A few years ago, I somehow learned about The Enchanted Duplicator. I found this book of extreme relevance even to nowadays fandom and I really enjoyed reading it. Knowing this, it may be no surprise for you to hear that when Geri Sullivan, the TAFF delegate, announced a trip backtracking the history of Irish Fandom (or parts of it), I had to participate in it. The tour took place on Thursday just before the Eurocon TitanCon (in fact, we had to miss first hours of the con).
In my previous post I covered some topics about Dublin 2019 An Irish Worldcon. Today, I am going to write more about Events, Hugos and Fan Funds. I already miss this convention and would like to come back to Dublin.
I love Worldcons. I have only been to three of them, but I have fallen in love with the very first one. With each Worldcon I attended I was more and more involved in them. In Dublin, I have not only been a gopher and not only helped in promotions, but I also had a chance to work in the Programme team. I cannot be fully objective when writing about this convention, but I will do my best to describe Dublin 2019 An Irish Worldcon as good as I can.
Usually, I avoid writing about books that would be problematic for my readers to read but this time I am making an exception. I am doing this as I believe that the book Fandom stories is important enough to mention it here. This is a reportage about the Polish fandom written by a person who does not consider himself as a member of it. The book is mainly targeted at a general audience, but as a long-time fandom member I still found it quite fascinating.
Śląski Klub Fantastyki (Silesian SFF club) has been organizing Seminarium Literackie (Literary Seminar) for many years. Yet, this always was and still is a relatively small convention where almost everyone knows everyone else. This year, it was my second time at this event and I am really happy that I attended.
When I was in Brussels for the first time (for less than a day), I realized that there was a place I needed to visit to satisfy my geekiness, but it had already already too late to do it then. When it had occurred that I would have the opportunity to visit Brussels again, I decided that it was time to check what else it had to offer. And I found out that there are more interesting places to see in this city.
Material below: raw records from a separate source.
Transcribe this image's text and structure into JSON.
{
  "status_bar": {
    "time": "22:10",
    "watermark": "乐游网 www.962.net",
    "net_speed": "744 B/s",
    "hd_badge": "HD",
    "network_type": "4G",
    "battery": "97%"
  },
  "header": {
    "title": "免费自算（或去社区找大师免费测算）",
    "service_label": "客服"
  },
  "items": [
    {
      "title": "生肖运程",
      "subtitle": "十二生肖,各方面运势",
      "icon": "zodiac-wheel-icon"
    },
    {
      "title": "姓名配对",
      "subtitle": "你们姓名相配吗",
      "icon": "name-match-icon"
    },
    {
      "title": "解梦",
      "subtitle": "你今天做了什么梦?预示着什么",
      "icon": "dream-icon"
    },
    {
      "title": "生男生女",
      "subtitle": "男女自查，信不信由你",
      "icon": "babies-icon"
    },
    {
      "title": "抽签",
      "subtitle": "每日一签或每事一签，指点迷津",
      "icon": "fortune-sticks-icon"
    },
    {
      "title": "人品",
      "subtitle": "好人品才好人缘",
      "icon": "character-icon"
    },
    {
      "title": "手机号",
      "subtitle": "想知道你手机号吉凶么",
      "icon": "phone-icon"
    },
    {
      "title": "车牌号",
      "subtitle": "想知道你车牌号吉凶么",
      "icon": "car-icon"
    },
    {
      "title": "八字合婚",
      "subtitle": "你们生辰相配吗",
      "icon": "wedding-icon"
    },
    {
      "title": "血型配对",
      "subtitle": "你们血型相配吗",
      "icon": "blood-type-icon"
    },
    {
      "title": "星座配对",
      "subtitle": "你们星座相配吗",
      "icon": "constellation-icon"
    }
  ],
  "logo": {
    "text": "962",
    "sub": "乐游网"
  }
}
As I was writing before, I am chairing the Krakowska Sieć Fantastyki society (The SFF Network of Krakow). I do not write about it often enough, so here is a good occasion to change it. Still, the bad part is that I am not as successful being a chair as I would like to be.
During the last few years Pyrkon has become an important convention for me (and for thousands other SFF fans in Poland). With the convention growing bigger and bigger my approach towards it have shifted, but it was – and still is – a convention I keepdoing my best to attend every year. Still, when writing about it now, I have to mention one issue. Pyrkon is too big for me to be able to grasp everything that goes on during this convention. My report below is not really a Pyrkon 2019 report. It is merely a report on a small part of the con.
Ytterbium was my second Eastercon and this time the convention was completely different experience to me. Last year, when I attended Follycon, I had had the feeling that I knew almost no one. I had been a candidate in the GUFF race and I was trying to find my place at the con. This year I knew more people and I was crazy busy with doing a lot of things.